This is hardly just a casual observation by me, nor is it a new thing. A couple of commenters on my September post pointed me towards research claimed by Malcolm Gladwell, author of the book "Outliers", as described in this interview at In a sidebar, the interviewer, Jeff Merron, conducted a study of NHL players by birthdate which confirmed the bias is widespread and significant. 

On further investigation it turns out that the Birthday Bias was identified more than a quarter of a century ago, in research conducted right here in Edmonton and published the year my son was born. The authors studied birthdate data in the Edmonton Minor Hockey Association in the 1983-84 season. The evidence was stark, and convincing. Here is one example of their findings:


Figure from "Birthdate and success in minor hockey: The key to the NHL" (1987) 
by R. H. BARNSLEY, Faculty of Education, Saint Mary's University
and A. H. THOMPSON, Alberta Mental Health Services

The Birthday Bias is observable but relatively minor in the lowest tiers -- poor players are poor players no matter when they are born. However in the top tiers the bias is extreme, where older kids are more likely to get the opportunity to fill out the roster and get exposed to better competition. The authors then go on to establish that the birthday bias continues into junior hockey and on to the NHL.

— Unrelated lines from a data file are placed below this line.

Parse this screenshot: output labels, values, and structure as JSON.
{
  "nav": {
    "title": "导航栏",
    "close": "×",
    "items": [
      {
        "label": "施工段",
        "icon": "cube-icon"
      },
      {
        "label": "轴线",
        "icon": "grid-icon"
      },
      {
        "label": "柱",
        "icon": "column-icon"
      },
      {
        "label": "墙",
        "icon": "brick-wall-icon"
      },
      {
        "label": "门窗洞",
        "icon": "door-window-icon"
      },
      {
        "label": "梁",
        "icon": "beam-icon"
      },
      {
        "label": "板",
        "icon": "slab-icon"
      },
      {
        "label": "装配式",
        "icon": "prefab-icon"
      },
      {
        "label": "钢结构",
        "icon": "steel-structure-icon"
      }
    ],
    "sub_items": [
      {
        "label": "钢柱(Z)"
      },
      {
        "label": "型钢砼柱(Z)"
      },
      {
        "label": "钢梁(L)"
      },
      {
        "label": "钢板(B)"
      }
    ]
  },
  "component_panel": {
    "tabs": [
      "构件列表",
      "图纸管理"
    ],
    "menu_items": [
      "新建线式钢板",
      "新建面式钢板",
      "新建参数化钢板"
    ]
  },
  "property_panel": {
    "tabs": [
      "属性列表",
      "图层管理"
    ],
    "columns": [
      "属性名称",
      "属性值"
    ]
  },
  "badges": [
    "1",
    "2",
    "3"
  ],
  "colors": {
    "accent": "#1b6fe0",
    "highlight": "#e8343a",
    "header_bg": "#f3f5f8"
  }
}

While there have been some adjustments to the ages of the various divisions since then, one thing that has never changed is that the birthday cutoff for every division is December 31. Suggestions to institute a rolling cycle of cutoff dates that would change a few times over the course of an individual player's minor career have received lip service but no action. The proposal is apt to cause adminstrative headaches, and inertia is what it is.

So let's take a new approach to rolling birthdates. Rather than an ongoing series of changes, let's make a single change to the entire system which should balance the scales for the foreseeable future. The concept is simply to establish different cut-off dates for each level of minor hockey. Here's one suggestion as to how this could be done:

  • Tom Thumb: Kids under 7 on December 31
  • Mite: Kids under 9 on October 31
  • Novice: Kids under 11 on August 31
  • Atom: Kids under 13 on June 30
  • Peewee**: Kids under 14 on June 30
  • Bantam: Kids under 16 on April 30
  • Midget: Kids under 18 on February 28/29
  • Junior: Kids under 20 on December 31

What will happen under such a system is a kid with any birthday will at some point get an extra year at some level or other, and will at that point switch from being near the young end of the pool to among the oldest. e.g. a kid with a birthday of, say, July 15, would get a third year of Atom; a kid with a birthdate on December 15 will get an extra year of Mite. Each level with the single exception of Peewee would have an age window of 26 months instead of the established 24. But the administrative headaches would be greatly reduced because those dates at each level would never need to change.

**Note the double exception I have made for Peewee: only one year instead of two, and no advance of the cutoff birthdate from the prior level. This is the level that bodychecking is introduced. While the other categories would have a 26-month window, in my perfect world Peewee would be a strict 12 months meaning no second- (or heaven forbid, third-) year kids beating up on the kids who have just made it to that level. All Peewees would be 13, and all would be learning bodychecking at the same time. (Further note: This could also work at age 11 or whatever age is decided appropriate for introducing the physical game. The principle would be the same, that this element should be introduced in a single year where a major focus of all teams and all players would be learning how to give and take a check.)

This proposal passes Bruce's first test of being a workable theory: it's simple to the point of elegance. I am convinced that implementation of a system like this would result in near elimination of the Birthday Bias and would provide every kid entering minor hockey something approaching an equal opportunity.